Skip to main content

Specificity

Encyclopedia
Edited by: Bruce B. Frey Published: 2018
+- LessMore information
Download PDF

Specificity refers to a test’s accuracy at identifying those who do not have a condition or characteristic. It is the proportion of truly not at-risk or without condition (e.g., trait, disease, classification, and label) who are correctly identified as such through a diagnostic tool. Specificity describes the characteristic of a test in terms of how well the test correctly identifies true negatives (TNs) or those who do not have the predicted condition. Mathematically, it is expressed as the proportion of TN results to the sum of both true-negative and false-positive results. Mathematically, this can be expressed as:

px=number of true negatives/       (number of true negatives+false positives).

To better understand specificity, imagine describing a test along two dimensions depicting the relation between the predicted conditions. These dimensions can be further divided along four quadrants (see Figure ...

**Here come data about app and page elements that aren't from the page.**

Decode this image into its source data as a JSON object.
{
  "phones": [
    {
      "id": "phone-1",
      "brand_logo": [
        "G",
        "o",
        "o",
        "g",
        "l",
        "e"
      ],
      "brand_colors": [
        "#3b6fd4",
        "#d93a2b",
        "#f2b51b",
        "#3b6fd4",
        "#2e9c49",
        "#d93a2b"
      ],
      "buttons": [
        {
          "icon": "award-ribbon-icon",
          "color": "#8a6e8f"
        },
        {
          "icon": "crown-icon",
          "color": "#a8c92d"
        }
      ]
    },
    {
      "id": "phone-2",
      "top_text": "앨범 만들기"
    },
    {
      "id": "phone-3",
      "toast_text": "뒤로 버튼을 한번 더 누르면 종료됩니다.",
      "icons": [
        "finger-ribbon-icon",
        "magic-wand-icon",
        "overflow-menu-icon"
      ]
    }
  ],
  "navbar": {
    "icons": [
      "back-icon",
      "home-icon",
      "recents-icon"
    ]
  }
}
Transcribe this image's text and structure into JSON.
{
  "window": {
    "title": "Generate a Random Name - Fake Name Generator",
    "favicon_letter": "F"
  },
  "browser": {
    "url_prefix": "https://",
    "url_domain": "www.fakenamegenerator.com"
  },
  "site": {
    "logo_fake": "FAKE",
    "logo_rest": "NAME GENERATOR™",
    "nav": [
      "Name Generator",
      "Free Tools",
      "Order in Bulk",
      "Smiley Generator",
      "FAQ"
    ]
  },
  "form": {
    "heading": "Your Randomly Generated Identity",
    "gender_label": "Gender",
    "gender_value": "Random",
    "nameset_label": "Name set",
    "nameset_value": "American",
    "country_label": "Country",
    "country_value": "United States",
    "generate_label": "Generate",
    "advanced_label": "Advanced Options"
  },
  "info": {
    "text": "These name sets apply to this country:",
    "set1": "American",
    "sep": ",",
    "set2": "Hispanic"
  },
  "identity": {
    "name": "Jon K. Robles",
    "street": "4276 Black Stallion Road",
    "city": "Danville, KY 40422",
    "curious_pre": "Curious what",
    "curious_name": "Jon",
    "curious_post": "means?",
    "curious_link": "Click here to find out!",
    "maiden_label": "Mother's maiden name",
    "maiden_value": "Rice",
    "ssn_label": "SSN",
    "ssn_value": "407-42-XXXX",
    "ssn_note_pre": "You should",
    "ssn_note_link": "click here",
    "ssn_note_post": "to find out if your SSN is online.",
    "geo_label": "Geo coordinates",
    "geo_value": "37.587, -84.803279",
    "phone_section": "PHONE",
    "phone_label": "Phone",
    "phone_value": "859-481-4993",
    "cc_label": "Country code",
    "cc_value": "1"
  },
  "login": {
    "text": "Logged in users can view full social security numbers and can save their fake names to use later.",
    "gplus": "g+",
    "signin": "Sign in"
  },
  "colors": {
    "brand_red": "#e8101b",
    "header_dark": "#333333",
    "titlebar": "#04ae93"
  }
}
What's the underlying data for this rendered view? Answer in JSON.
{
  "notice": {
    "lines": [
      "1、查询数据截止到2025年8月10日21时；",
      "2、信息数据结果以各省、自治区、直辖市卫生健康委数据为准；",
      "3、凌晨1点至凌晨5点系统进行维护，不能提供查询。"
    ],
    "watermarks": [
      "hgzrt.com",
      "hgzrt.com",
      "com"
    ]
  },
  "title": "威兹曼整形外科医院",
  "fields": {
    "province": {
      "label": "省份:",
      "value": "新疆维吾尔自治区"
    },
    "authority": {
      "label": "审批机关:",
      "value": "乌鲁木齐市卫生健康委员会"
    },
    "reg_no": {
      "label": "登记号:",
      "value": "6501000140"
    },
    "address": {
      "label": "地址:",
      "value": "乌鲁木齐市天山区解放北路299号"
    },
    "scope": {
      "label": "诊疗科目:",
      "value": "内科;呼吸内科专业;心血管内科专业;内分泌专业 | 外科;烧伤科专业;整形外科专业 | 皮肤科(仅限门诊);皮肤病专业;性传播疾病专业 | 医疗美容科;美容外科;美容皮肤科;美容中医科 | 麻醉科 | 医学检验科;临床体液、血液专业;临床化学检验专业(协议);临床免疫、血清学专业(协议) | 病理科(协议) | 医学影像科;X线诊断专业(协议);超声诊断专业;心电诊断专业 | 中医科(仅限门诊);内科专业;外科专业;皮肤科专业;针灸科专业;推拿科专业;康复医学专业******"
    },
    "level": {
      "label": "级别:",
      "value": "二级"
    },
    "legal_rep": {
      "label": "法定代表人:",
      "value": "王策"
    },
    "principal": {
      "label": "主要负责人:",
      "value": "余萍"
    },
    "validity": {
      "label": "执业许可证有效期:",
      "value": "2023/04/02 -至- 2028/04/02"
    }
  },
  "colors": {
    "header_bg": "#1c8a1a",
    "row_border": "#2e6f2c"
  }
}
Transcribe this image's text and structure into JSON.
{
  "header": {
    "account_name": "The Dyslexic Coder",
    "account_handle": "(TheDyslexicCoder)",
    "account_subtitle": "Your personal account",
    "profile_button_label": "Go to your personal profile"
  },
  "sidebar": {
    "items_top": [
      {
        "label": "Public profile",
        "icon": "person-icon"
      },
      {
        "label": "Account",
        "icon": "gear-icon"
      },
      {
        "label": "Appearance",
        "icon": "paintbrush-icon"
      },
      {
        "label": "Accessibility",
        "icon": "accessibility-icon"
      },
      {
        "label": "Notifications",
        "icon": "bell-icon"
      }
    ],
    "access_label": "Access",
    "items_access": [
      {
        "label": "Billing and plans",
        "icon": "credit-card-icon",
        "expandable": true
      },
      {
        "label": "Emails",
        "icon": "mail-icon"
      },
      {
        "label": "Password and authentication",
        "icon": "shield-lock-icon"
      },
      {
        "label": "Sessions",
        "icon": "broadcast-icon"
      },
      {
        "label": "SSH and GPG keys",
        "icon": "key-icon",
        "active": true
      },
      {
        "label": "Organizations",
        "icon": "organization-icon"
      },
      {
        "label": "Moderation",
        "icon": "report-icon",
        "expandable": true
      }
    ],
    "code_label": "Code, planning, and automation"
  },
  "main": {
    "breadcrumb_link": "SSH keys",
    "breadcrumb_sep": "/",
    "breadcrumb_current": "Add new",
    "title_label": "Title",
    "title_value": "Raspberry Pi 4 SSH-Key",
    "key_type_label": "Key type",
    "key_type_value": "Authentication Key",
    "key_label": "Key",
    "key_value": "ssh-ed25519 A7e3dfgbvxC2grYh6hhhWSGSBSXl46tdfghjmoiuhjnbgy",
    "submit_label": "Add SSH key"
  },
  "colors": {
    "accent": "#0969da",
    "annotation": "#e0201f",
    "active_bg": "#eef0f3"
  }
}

Looks like you do not have access to this content.

Reader's Guide